## Exercise prompt
Whenever the word "pixel" turns up in a line of the data below, copy that line.

Stored data:
━━━━━━━━━━━━━━━━

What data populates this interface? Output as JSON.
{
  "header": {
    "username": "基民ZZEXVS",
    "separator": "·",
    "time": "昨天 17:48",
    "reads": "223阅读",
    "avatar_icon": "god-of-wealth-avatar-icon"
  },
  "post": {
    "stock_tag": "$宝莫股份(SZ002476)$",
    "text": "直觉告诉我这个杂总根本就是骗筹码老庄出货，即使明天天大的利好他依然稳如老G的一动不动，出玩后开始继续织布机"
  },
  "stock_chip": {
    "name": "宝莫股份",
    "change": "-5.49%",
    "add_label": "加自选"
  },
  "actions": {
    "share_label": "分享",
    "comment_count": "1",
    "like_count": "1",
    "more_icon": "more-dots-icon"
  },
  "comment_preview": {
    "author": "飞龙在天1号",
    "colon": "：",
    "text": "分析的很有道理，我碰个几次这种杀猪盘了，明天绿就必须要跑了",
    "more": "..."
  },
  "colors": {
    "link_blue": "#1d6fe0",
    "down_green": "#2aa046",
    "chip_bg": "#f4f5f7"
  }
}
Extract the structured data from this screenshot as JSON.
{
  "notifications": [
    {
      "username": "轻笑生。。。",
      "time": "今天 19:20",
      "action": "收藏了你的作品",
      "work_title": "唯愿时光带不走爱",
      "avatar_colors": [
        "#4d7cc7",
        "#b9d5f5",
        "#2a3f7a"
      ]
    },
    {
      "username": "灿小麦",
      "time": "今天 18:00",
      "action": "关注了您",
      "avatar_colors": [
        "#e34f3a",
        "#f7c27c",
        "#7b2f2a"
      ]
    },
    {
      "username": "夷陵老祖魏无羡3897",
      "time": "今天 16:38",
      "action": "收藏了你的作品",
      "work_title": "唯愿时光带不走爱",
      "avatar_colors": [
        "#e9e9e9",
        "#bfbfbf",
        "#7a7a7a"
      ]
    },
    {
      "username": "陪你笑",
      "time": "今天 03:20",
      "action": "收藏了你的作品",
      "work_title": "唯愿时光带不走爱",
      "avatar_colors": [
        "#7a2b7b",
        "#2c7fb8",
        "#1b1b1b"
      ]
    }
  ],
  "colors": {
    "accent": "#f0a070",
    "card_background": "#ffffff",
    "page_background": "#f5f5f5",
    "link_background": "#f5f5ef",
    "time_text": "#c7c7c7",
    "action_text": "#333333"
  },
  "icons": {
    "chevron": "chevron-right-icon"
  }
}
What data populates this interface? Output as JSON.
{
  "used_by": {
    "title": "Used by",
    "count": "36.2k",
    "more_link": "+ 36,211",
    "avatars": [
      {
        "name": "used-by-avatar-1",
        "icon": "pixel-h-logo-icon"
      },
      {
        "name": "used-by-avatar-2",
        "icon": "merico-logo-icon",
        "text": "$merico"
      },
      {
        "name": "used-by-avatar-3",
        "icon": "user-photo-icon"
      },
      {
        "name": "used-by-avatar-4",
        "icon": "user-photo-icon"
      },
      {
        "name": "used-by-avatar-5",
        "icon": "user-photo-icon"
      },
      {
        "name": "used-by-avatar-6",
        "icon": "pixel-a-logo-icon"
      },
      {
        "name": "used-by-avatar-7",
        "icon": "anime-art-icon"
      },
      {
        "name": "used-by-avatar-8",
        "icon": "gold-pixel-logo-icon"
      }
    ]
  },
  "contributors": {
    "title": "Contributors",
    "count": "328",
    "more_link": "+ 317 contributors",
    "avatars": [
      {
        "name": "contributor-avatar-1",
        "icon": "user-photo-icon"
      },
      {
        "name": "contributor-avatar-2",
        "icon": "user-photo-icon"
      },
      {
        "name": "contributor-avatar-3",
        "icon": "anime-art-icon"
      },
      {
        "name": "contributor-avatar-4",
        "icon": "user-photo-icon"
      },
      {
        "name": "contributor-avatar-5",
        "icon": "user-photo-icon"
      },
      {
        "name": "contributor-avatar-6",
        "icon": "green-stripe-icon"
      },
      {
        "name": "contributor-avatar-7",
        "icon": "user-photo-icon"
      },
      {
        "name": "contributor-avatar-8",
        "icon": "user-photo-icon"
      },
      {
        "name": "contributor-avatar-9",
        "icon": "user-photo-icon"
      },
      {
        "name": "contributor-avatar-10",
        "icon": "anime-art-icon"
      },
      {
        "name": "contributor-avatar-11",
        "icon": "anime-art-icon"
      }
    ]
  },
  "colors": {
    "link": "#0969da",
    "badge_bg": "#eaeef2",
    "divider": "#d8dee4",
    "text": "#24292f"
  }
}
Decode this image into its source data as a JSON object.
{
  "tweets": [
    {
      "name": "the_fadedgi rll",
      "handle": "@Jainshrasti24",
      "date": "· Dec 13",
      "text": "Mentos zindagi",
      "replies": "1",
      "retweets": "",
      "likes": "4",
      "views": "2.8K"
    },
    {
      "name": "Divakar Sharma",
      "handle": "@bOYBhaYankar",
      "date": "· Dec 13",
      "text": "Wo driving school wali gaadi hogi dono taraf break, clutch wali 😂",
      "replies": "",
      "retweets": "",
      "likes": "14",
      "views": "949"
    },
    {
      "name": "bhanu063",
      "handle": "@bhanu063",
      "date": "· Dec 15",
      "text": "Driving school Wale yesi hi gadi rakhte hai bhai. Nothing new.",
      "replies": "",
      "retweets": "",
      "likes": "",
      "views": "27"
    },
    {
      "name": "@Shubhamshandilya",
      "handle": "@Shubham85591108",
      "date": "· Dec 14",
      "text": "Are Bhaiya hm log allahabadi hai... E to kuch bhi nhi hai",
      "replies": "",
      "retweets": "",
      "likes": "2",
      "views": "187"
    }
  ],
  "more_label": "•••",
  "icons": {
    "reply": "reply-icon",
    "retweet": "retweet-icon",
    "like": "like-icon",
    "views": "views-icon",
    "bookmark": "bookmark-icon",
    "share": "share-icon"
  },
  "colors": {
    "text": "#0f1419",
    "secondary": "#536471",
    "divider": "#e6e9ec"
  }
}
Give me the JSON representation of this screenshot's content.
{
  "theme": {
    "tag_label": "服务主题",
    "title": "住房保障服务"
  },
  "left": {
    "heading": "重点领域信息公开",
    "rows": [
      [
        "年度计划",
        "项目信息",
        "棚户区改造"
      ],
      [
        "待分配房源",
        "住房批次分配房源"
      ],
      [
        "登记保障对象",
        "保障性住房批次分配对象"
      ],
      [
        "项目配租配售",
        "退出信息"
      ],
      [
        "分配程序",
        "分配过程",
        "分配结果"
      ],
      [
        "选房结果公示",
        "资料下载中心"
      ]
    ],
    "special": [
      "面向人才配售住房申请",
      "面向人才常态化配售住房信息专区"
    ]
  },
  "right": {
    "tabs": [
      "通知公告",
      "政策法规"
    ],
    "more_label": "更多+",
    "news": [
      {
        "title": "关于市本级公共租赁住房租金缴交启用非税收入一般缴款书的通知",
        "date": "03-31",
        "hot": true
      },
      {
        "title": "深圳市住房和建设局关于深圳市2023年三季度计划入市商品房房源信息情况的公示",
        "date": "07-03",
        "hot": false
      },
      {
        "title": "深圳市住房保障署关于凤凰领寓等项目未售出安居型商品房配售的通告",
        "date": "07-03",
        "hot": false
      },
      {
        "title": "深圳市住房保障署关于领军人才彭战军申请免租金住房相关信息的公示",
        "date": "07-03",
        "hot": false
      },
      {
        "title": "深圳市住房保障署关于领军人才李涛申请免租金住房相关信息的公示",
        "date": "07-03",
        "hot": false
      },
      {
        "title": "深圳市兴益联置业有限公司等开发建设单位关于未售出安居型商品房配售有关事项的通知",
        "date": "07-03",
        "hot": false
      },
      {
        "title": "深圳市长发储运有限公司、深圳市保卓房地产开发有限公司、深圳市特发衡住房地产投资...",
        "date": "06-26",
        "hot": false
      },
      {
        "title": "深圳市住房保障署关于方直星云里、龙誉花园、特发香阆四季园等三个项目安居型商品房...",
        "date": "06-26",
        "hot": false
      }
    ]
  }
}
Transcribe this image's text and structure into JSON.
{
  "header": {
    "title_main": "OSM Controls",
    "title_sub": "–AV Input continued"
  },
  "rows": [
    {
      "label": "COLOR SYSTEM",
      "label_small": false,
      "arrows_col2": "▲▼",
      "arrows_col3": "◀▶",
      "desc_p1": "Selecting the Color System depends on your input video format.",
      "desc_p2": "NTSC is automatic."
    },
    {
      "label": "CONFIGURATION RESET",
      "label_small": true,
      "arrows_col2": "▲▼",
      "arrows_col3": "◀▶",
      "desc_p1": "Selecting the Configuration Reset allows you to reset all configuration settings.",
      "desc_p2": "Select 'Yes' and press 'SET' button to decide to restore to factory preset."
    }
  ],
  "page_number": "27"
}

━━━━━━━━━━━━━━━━

## Task answer
        "icon": "pixel-h-logo-icon"
        "icon": "pixel-a-logo-icon"
        "icon": "gold-pixel-logo-icon"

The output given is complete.